But this post is about something a little more specific: relationships.
The issue I think most of us in the PR/social media space may run into in the coming months/years is simple: Do we leverage our relationships with key bloggers online to the benefit of our clients? Do we put that trust at risk?
It’s not as simple as you might think.
Here’s the conundrum. For example, like many who may read this blog, I have relationships with many key PR bloggers across the country. David Mullen, Beth Harte, Shonali Burke, Rachel Kay and Dave Fleet to name a few. These folks are not only PR colleagues, they’re good friends.
If and when a client has a need for a blogger relations campaign that targets PR pros/marketers, do I use that trust and goodwill I’ve built up with these folks over the months/years to the benefit of my clients and their interests?
Some will say blogger relations is just like media relations. I beg to differ. Journalists have a job to do. They get paid for their work (although I know a few bloggers do get paid). They work with editors. They have assignments. They have a strict code of ethics.
On the other hand, bloggers are every day folks (not that journalists aren’t, it’s just a little different). They write about whatever the heck they want. They don’t have “bosses.” They’re people we know. And, most importantly, they’re often PR colleagues, and friends.
Much different, wouldn’t you say?
Maybe this example is too specific–after all, we’re only talking about PR blogs here. But, what if we’re talking about Mommy bloggers? Isn’t the idea to establish relationships with the bloggers before pitching them? Building trust by posting comments and interacting with them online? Wouldn’t that lead to the same situation?
I know a big part of blogger relations is building relationships. But, in building those relationships, do we put them at risk when we get around to actually making the pitch?
If you work at an agency or you’re a solo practitioner, how are you handling this issue?
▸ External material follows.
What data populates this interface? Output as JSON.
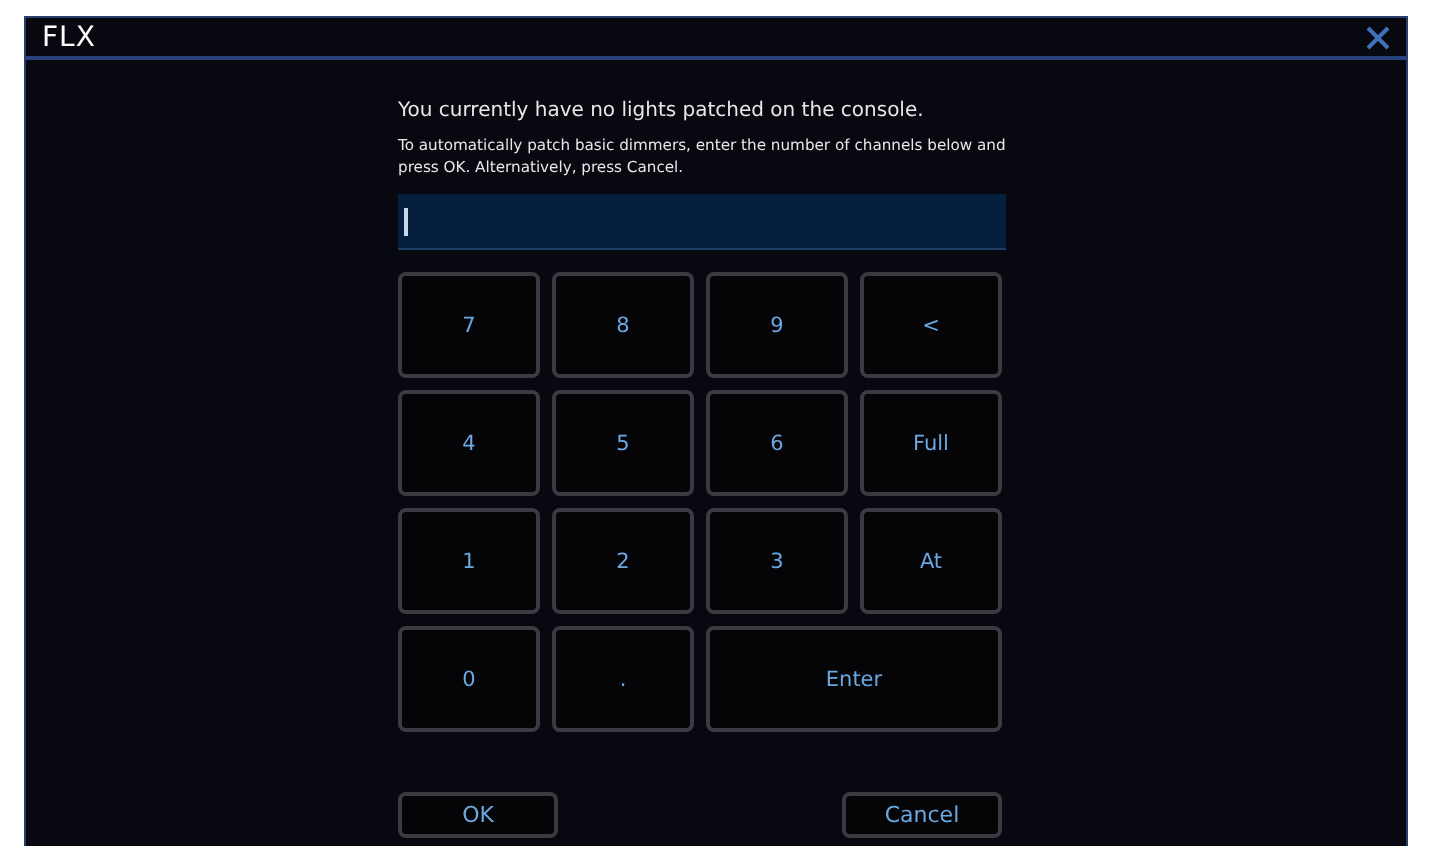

Do you take advantage of the online relationships you’ve built?
I’m curious to hear your thoughts.